"The secret impresses no one," Michael Caine's character reminds his proteges in The Prestige. In other words, you better have something else up your sleeve besides actual "magic" because magic is lousy entertainment. It's cold and impersonal and usually has no dramatic heft. Most magic tricks are performed at a quick pace because the whole thing depends on a moment's misdirection and because if it didn't go by quickly, no one would ever sit for it. Even when it's successful, a magic trick earns nothing but a polite clap. Christopher Nolan should have thought harder about this, because his film has the same deficiencies. All of its energy goes into structure and the concealment of hollow secrets. The film's backbone is an elaborate timeline that moves backwards, splits into two threads and then wobbles forward again, leaving the actors without a leg to stand on. Nolan's much-enjoyed puzzleboard picture Memento had a reason for its structural acrobatics, but The Prestige just wants to challenge the memory and attention of the audience. This isn't a movie, it's a game of Concentration.

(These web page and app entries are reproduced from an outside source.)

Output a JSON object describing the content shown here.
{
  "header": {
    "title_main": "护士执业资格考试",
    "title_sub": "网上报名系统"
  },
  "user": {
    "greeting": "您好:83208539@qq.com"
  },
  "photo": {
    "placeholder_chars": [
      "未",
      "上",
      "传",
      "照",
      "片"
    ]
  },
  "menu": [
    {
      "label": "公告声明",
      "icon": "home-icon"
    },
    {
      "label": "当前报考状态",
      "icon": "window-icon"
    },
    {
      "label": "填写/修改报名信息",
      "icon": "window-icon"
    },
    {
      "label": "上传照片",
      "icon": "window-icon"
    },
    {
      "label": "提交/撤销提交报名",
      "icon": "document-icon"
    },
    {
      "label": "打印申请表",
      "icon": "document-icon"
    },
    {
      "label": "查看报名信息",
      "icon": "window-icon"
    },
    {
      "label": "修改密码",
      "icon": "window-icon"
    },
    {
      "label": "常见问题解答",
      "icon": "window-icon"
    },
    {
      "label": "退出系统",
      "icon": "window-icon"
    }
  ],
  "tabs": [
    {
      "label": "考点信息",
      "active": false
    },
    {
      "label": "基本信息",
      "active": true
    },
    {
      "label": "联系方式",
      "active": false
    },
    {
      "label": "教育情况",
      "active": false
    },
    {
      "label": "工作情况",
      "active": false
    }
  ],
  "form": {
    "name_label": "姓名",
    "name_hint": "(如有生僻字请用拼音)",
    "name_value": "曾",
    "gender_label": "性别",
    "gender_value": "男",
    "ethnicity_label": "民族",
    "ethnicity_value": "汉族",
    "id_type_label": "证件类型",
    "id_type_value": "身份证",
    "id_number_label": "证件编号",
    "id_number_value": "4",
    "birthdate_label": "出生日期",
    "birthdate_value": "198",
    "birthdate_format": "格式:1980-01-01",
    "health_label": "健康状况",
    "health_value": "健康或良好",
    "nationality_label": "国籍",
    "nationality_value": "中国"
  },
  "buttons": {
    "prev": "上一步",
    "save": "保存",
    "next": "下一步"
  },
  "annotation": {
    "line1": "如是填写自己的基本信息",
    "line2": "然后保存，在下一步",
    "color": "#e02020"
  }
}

Turn of the century London is the setting for a friendly rivalry between two up-and-coming magicians, played by Hugh Jackman and Christian Bale. Jackman sports a west-of-the-Rockies American patter while Bale puts on an Eastend Cockney brogue that probably earned him high-fives from Michael Caine. Jackman's wife, played by where-are-they-now actress Piper Perabo, is killed early on in a scary water-tank trick that goes wrong. When Jackman blames Bale, the rivalry gets un-friendly. Jackman turns up at Bale's bullet-catching show and replaces a stage charge in his pistol with a real bullet. He becomes even more irate when Bale makes a great leap forward in the magic world by coming up with that rarest of things -- an interesting trick. It's a little something called The Transporting Man. He steps into a box on one side of a stage and then instantly re-emerges from an identical box on the other side of the stage. Hmmm...how does he do that? It's not a spoiler to tell you that there's no satisfying answer.